Bacterial barrier 18 may comprise any of the per se known bacterial barrier air filters such as NUCLEOPORE, MILLIPORE, GELLMAN, etc.
Reservoir 20 may comprise any of the fabric materials heretofore employed for wound dressings to retain exudate, e.g. cotton, gauze sponges, absorbent pads such as those customarily used for abdominal surgery, and the like. If desired, they may additional contain an antimicrobial agent such as chlorhexidine, although the use of such a reagent is not considered necessary.
The adhesive employed around the periphery of bottom sheet 12 may be any of the known so-called medical grade adhesives heretofore employed for application to the skin. Such known adhesives include the rubber-based, acrylic, vinyl ether and hydrocolloid pressure-sensitive adhesives. It will of course be understood that in order to provide the bacterial barrier critical to the practice of this invention, the selected adhesive must be applied as a continuous layer around the periphery of the bottom sheet.
As the particular materials selected per se comprise no part of this invention, in like manner it is not material to the practice of this invention how sheet 16 is secured in the described manner to sheet 18 and/or film 12. They may, for example, be secured in bacteria-tight relationship by heat sealing or by means of a suitable heat- or pressure-sensitive adhesive.
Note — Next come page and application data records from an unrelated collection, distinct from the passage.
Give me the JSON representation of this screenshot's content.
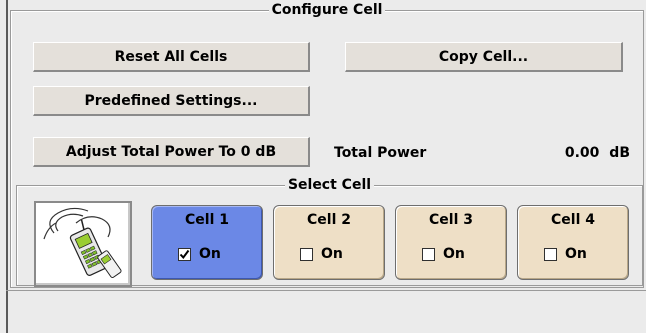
{
  "configure_cell": {
    "title": "Configure Cell",
    "reset_all_label": "Reset All Cells",
    "copy_cell_label": "Copy Cell...",
    "predefined_label": "Predefined Settings...",
    "adjust_power_label": "Adjust Total Power To 0 dB",
    "total_power_label": "Total Power",
    "total_power_value": "0.00",
    "total_power_unit": "dB"
  },
  "select_cell": {
    "title": "Select Cell",
    "icon": "wireless-handset-icon",
    "cells": [
      {
        "label": "Cell 1",
        "on_label": "On",
        "checked": true,
        "selected": true
      },
      {
        "label": "Cell 2",
        "on_label": "On",
        "checked": false,
        "selected": false
      },
      {
        "label": "Cell 3",
        "on_label": "On",
        "checked": false,
        "selected": false
      },
      {
        "label": "Cell 4",
        "on_label": "On",
        "checked": false,
        "selected": false
      }
    ]
  },
  "colors": {
    "selected_cell": "#6b88e6",
    "unselected_cell": "#eedfc6",
    "panel_background": "#ebebeb"
  }
}
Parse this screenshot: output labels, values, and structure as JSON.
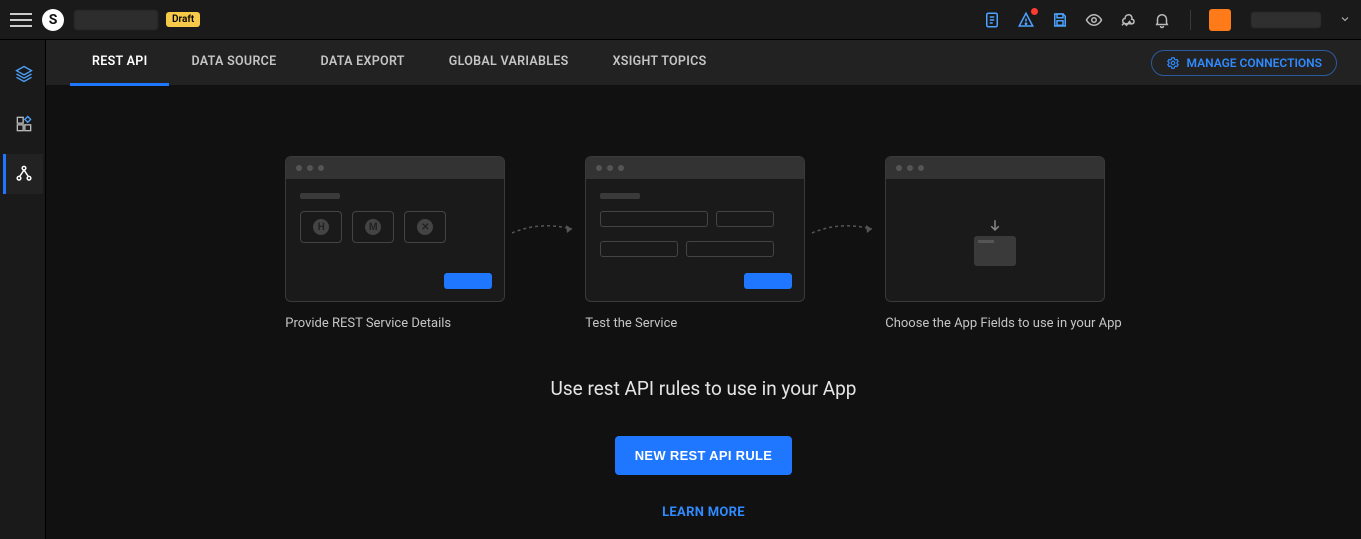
{
  "header": {
    "draft_badge": "Draft"
  },
  "leftnav": {
    "items": [
      {
        "name": "layers-icon"
      },
      {
        "name": "apps-icon"
      },
      {
        "name": "connections-icon"
      }
    ],
    "active_index": 2
  },
  "tabs": {
    "items": [
      "REST API",
      "DATA SOURCE",
      "DATA EXPORT",
      "GLOBAL VARIABLES",
      "XSIGHT TOPICS"
    ],
    "active_index": 0,
    "manage_connections": "MANAGE CONNECTIONS"
  },
  "steps": {
    "cards": [
      {
        "caption": "Provide REST Service Details"
      },
      {
        "caption": "Test the Service"
      },
      {
        "caption": "Choose the App Fields to use in your App"
      }
    ]
  },
  "hero": {
    "subtitle": "Use rest API rules to use in your App",
    "new_button": "NEW REST API RULE",
    "learn_more": "LEARN MORE"
  }
}
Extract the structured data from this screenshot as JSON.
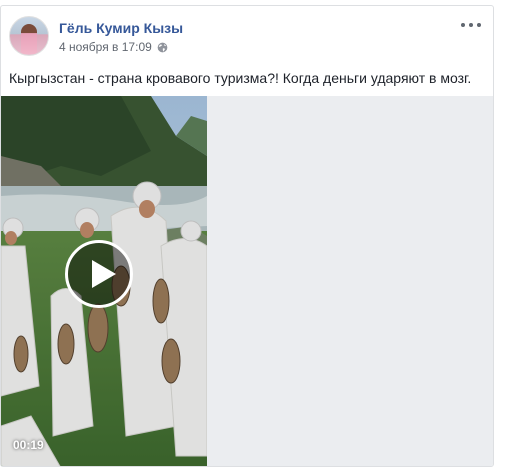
{
  "post": {
    "author": "Гёль Кумир Кызы",
    "timestamp": "4 ноября в 17:09",
    "privacy_icon": "globe-icon",
    "more_icon": "more-options-icon",
    "text": "Кыргызстан - страна кровавого туризма?! Когда деньги ударяют в мозг."
  },
  "video": {
    "duration": "00:19",
    "play_icon": "play-icon"
  },
  "colors": {
    "author_link": "#365899",
    "meta_text": "#616770",
    "body_text": "#1d2129",
    "card_border": "#dddfe2"
  }
}
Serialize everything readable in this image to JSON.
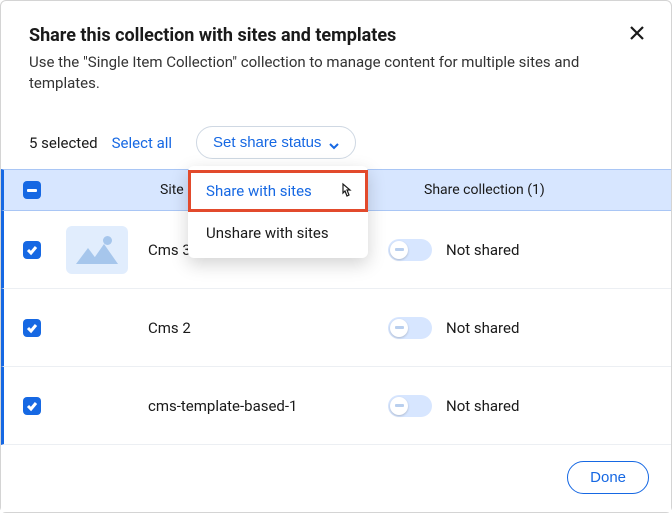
{
  "header": {
    "title": "Share this collection with sites and templates",
    "subtitle": "Use the \"Single Item Collection\" collection to manage content for multiple sites and templates."
  },
  "controls": {
    "selected_count_label": "5 selected",
    "select_all_label": "Select all",
    "set_status_label": "Set share status",
    "menu": {
      "share": "Share with sites",
      "unshare": "Unshare with sites"
    }
  },
  "columns": {
    "site": "Site",
    "share": "Share collection (1)"
  },
  "rows": [
    {
      "name": "Cms 3",
      "status": "Not shared",
      "thumb": "placeholder"
    },
    {
      "name": "Cms 2",
      "status": "Not shared",
      "thumb": "blank"
    },
    {
      "name": "cms-template-based-1",
      "status": "Not shared",
      "thumb": "blank"
    }
  ],
  "footer": {
    "done": "Done"
  }
}
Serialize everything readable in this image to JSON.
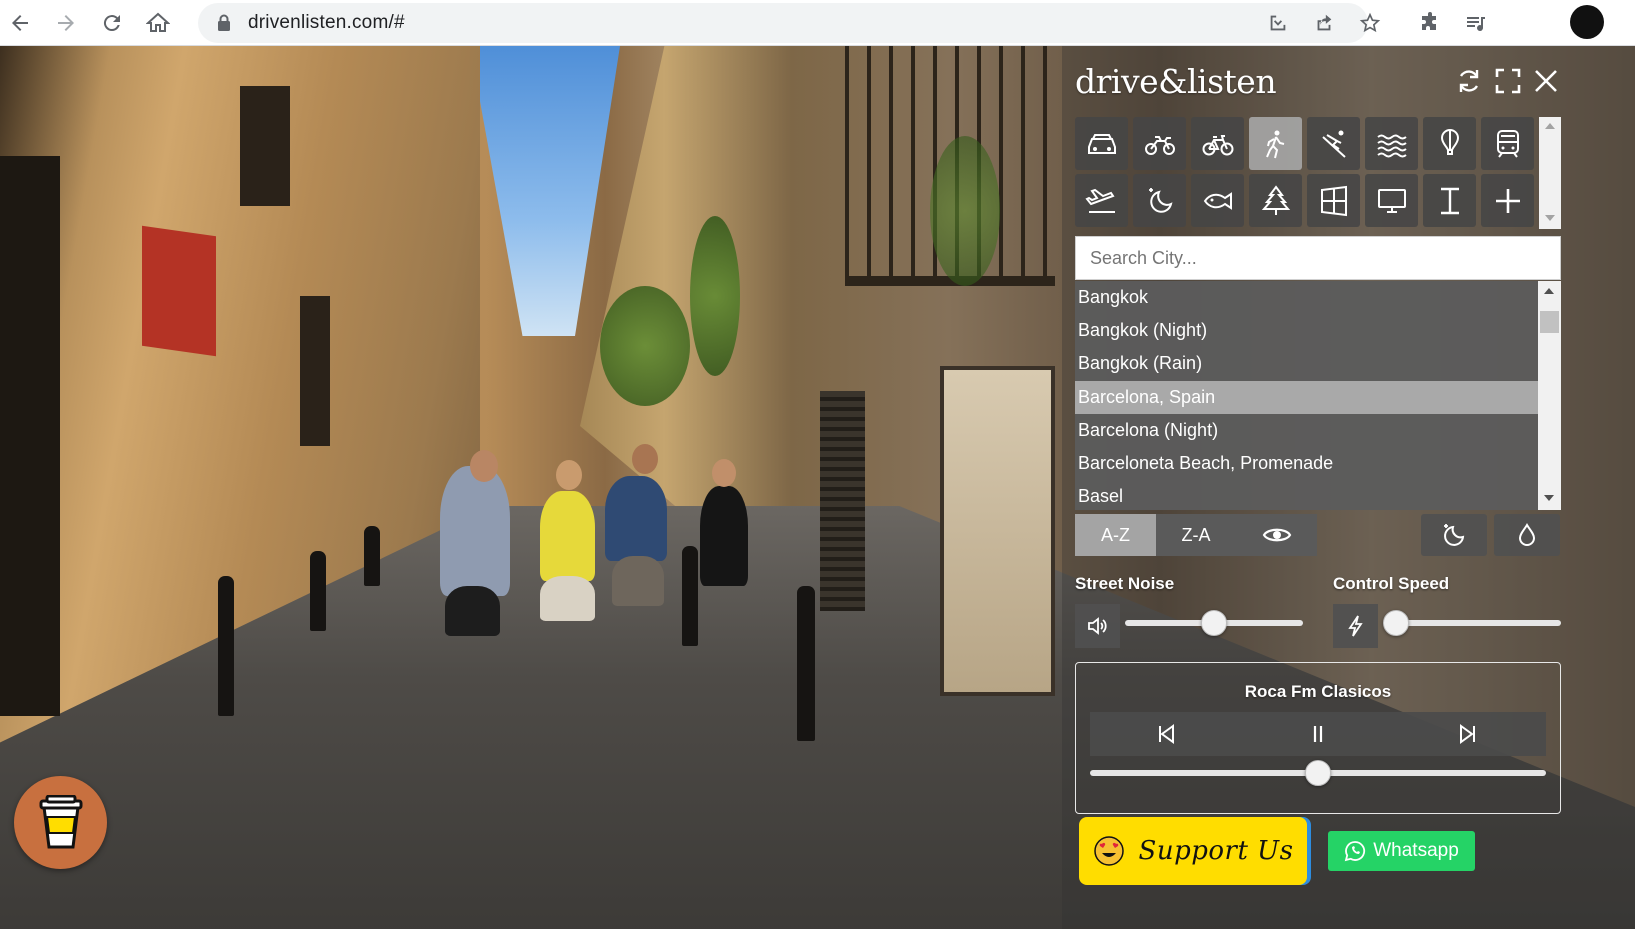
{
  "browser": {
    "url": "drivenlisten.com/#"
  },
  "app": {
    "logo": "drive&listen",
    "search_placeholder": "Search City...",
    "cities": [
      "Bangkok",
      "Bangkok (Night)",
      "Bangkok (Rain)",
      "Barcelona, Spain",
      "Barcelona (Night)",
      "Barceloneta Beach, Promenade",
      "Basel"
    ],
    "selected_city": "Barcelona, Spain",
    "active_mode": "walk",
    "sort": {
      "az_label": "A-Z",
      "za_label": "Z-A",
      "active": "A-Z"
    },
    "street_noise": {
      "label": "Street Noise",
      "level": 0.5
    },
    "control_speed": {
      "label": "Control Speed",
      "level": 0.0
    },
    "radio": {
      "station": "Roca Fm Clasicos",
      "volume": 0.5
    },
    "support_label": "Support Us",
    "whatsapp_label": "Whatsapp"
  },
  "colors": {
    "support_yellow": "#ffdd00",
    "whatsapp_green": "#25d366",
    "coffee_orange": "#c8703f",
    "active_grey": "#a4a4a4"
  },
  "icons": {
    "mode_row_1": [
      "car-icon",
      "motorbike-icon",
      "bicycle-icon",
      "walk-icon",
      "ski-icon",
      "water-icon",
      "balloon-icon",
      "train-icon"
    ],
    "mode_row_2": [
      "plane-icon",
      "night-mode-icon",
      "fish-icon",
      "tree-icon",
      "window-icon",
      "monitor-icon",
      "cursor-text-icon",
      "plus-icon"
    ]
  }
}
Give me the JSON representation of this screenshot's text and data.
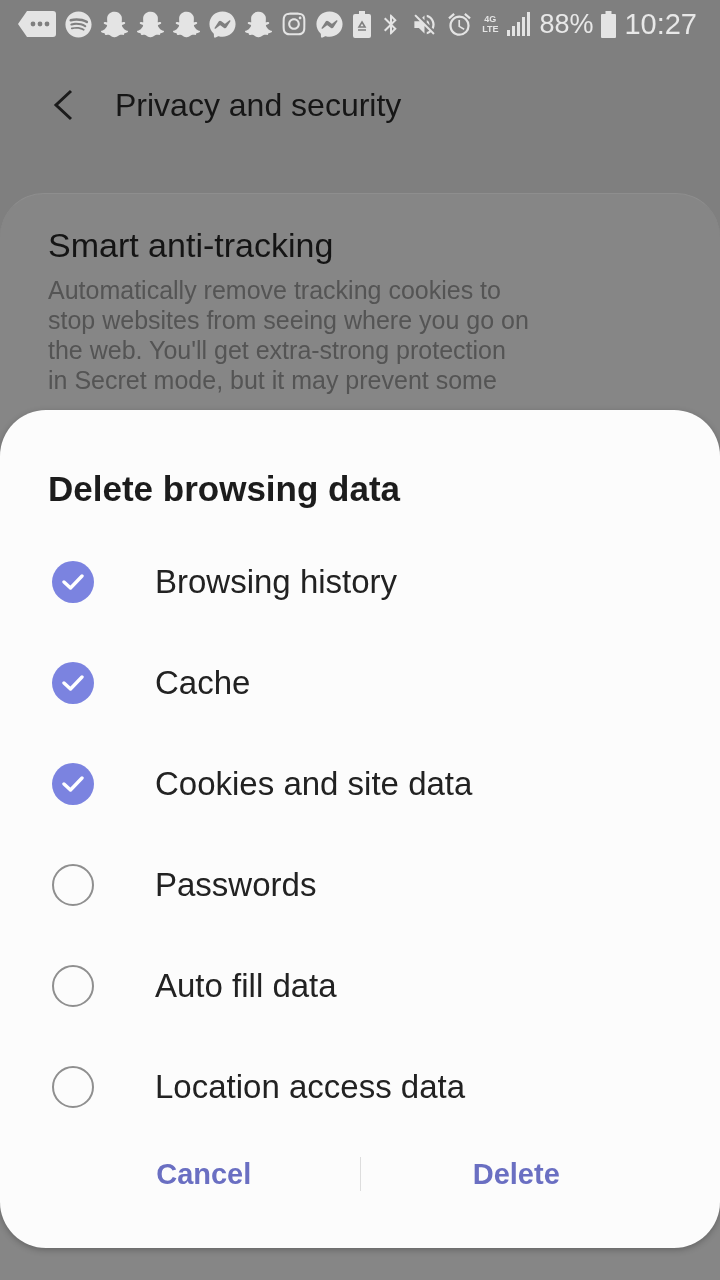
{
  "status_bar": {
    "network_type": "4G LTE",
    "battery": "88%",
    "time": "10:27"
  },
  "header": {
    "title": "Privacy and security"
  },
  "setting": {
    "title": "Smart anti-tracking",
    "description": "Automatically remove tracking cookies to stop websites from seeing where you go on the web. You'll get extra-strong protection in Secret mode, but it may prevent some"
  },
  "dialog": {
    "title": "Delete browsing data",
    "options": [
      {
        "label": "Browsing history",
        "checked": true
      },
      {
        "label": "Cache",
        "checked": true
      },
      {
        "label": "Cookies and site data",
        "checked": true
      },
      {
        "label": "Passwords",
        "checked": false
      },
      {
        "label": "Auto fill data",
        "checked": false
      },
      {
        "label": "Location access data",
        "checked": false
      }
    ],
    "buttons": [
      "Cancel",
      "Delete"
    ]
  }
}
It is to be expressly understood that the wound dressing shown in the illustrate drawing is capable of various modifications without departing from the scope of the invention herein contemplated.
For example, since the bacterial barrier sheets are relatively expensive, the cover for the dressing has been shown to consist essentially of a conventional impermeable sheet material provided with an opening or window which is covered by the relatively more expensive bacterial barrier sheet. However, it is contemplated that the cover may instead comprise a single air-permeable, bacteria- and liquid-impermeable sheet material. Embodiments are also contemplated wherein the dressing does not have a perforate bottom sheet and, in lieu thereof, the absorbent pad is attached to the outer cover, e.g. by spot sealing. In such embodiments, the bottom sheet is not needed and the adhesive coating for securing the bandage and will instead be situated around the periphery of the cover sheet.
Other changes will be readily suggested in the light of the foregoing description.
By way of recapitulation, it will be seen that the present invention provides a wound dressing having a fabric reservoir for receiving and retaining wound fluids, the reservoir being encased within outer walls which provide an effective barrier to external contaminants while at the same time permitting egress of air from within the interstices or voids of the fabric reservoir in order to optimize the amount of wound fluid which can be wicked into the fabric reservoir. This optimizing of wicking in turn minimizes the frequency of dressing changes which may be required.
Since it is not possible to ascertain whether the bacterial barrier precludes the presence of any bacteria within the reservoir so that it can be said to be totally bacteria-free, as used herein and in the appended claims, the term "effective barrier" is used, denoting a barrier which "effectively" precludes ingress of bacteria from the ambient atmosphere to the reservoir, whereby the reservoir and the chamber in which it is contained can be reasonably regarded as being safe from the danger of infection induced by the presence of bacteria entering the dressing from the ambient atmosphere.
Since certain changes may be made without departing from the scope of the invention herein contemplated, all matter contained in the foregoing description and drawing shall be taken as being illustrative and not in a limiting sense.